Trammell Crow Residential of Atlanta has an option to buy the development rights for this parcel, located along D Street in South Boston.

One of the nation’s leading multifamily real estate companies has tied up development rights for a $140 million residential project slated for South Boston, industry sources told Banker & Tradesman last week.

Atlanta-based Trammell Crow Residential reportedly has an option to buy the highly touted complex from a joint venture of Cathartes Investments and AEW Capital Management. According to one source, acquiring the rights to build the development will cost TCR about $40,000 per unit, or roughly $27 million.

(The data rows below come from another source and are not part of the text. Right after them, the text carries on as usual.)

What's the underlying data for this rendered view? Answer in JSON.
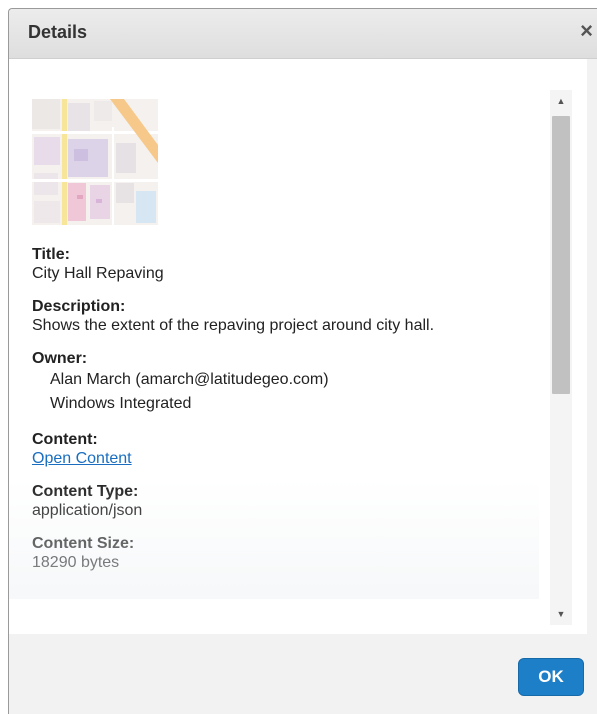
{
  "dialog": {
    "title": "Details",
    "close_label": "×",
    "ok_label": "OK"
  },
  "thumbnail": {
    "icon": "map-thumbnail"
  },
  "fields": {
    "title_label": "Title:",
    "title_value": "City Hall Repaving",
    "description_label": "Description:",
    "description_value": "Shows the extent of the repaving project around city hall.",
    "owner_label": "Owner:",
    "owner_name": "Alan March (amarch@latitudegeo.com)",
    "owner_auth": "Windows Integrated",
    "content_label": "Content:",
    "content_link": "Open Content",
    "content_type_label": "Content Type:",
    "content_type_value": "application/json",
    "content_size_label": "Content Size:",
    "content_size_value": "18290 bytes"
  },
  "scrollbar": {
    "up_icon": "▲",
    "down_icon": "▼",
    "position": 0.0
  },
  "colors": {
    "accent": "#1e7fc9",
    "link": "#1a6ebf"
  }
}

Calls to TCR’s Northeast regional office in Connecticut were not returned by B&T’s press deadline on Friday, while Cathartes principal Robert Maloney also did not respond to inquiries about the sale. Despite that, sources familiar with the negotiations insisted that TCR has been selected from a pool of well-heeled suitors who had been chasing the opportunity. “There is truth to that,” acknowledged one source close to the deal when asked of TCR’s designation.

“They see it as a good market,” the source continued, noting that TCR has yet to make a substantial foray into the Bay State. At present, the only local involvement appears to be as the manager of the Dexter Park luxury apartments in Brookline, a 409-unit property near Coolidge Corner where units cost as much as $3,100 per month. Privately held TCR builds, owns or manages rental apartments across the country, with 60,000 units under management and $2.4 billion worth of real estate assets under control.

According to the company’s corporate reports, TCR has been aggressively adding to its portfolio in recent years, with 6,000 new units begun in 2000 and another 10,000 expected to be under construction by the end of this year. TCR has developed more than 150,000 units since its inception in 1977. It operates independently from other Trammell Crow-affiliated companies, including the commercial entity which came on the Boston scene in 1998 via its purchase of Fallon Hines & O’Connor.

The National Multi-Housing Council ranks TCR as one of the top 50 multifamily companies in terms of both ownership and management. In apartments owned, the firm improved from 44th to 39th between 2000 and 2001, with 24,503 units currently under its control. The company also improved from ninth to eighth in the top 50 for units managed during that time.

Real estate investment trusts continue to dominate the top spots among the country’s multifamily powerhouses, according to NMHC. Apartment Investment and Management Co. leads the list with its ownership interest in 265,000 units, followed by Chicago-based Equity Residential Properties Trust at 225,000 units. As with the commercial real estate industry overall, the residential sector is becoming increasingly consolidated, a trend underscored by the 2.65 million units now owned by the top 50 companies. That block of companies increased its holdings by 3 percent in 2000, NMHC estimates.

Given the dearth of supply and the region’s strong economy, Greater Boston has increasingly become a target for investors seeking multifamily properties. In recent years, such high-end developments as the apartments at the Prudential Center, Museum Towers in Cambridge and 2000 Commonwealth Ave. in Brighton have all been taken over by leading national concerns. Equity bought a major stake in Charles River Park, while Archstone Communities and AvalonBay Communities have also been growing their presence throughout metropolitan Boston since the mid-1990s.

Zoning Battle
The South Boston deal supposedly attracted many of the major companies. Although the parcel presently has a stark, industrial feel to it, with overgrown grass and debris littering the landscape, many industry observers say they see the proposal as an eventual winner, especially since it is fully permitted and has close proximity to downtown Boston and the emerging Seaport District.

Located along South Boston’s D Street, the project is approved for 565 apartments and 65 below-market condominiums, the latter added following negotiations with South Boston community groups. Another 65 lower-priced residences would be built on the property by a nonprofit developer, although it is unclear whether they are factored into the sales price of the development rights.

Cathartes and AEW persevered through an oft-contentious battle with the neighborhood and city officials, ultimately winning approvals to build the project last October. It was a short time after the zoning victory that Cathartes/AEW confirmed they were placing the rights up for sale.

The announcement that Boston-based Cathartes was divesting of the project caught many off guard, but it fits right into the company’s normal strategy to get in and out of a deal as quickly as possible. In recent years, Cathartes has worked that approach as well as anyone, selling nearby 451 D St. last year for $52 million and disposing of a Somerville telecommunications development last summer, just before that market fell upon harsh times. The new owner of the Somerville project, TrizecHahn Corp., has suspended work on the development due to weakened market conditions.

Trammell Crow Residential Ties Up $140M Hub Project

by Banker & Tradesman time to read: 3 min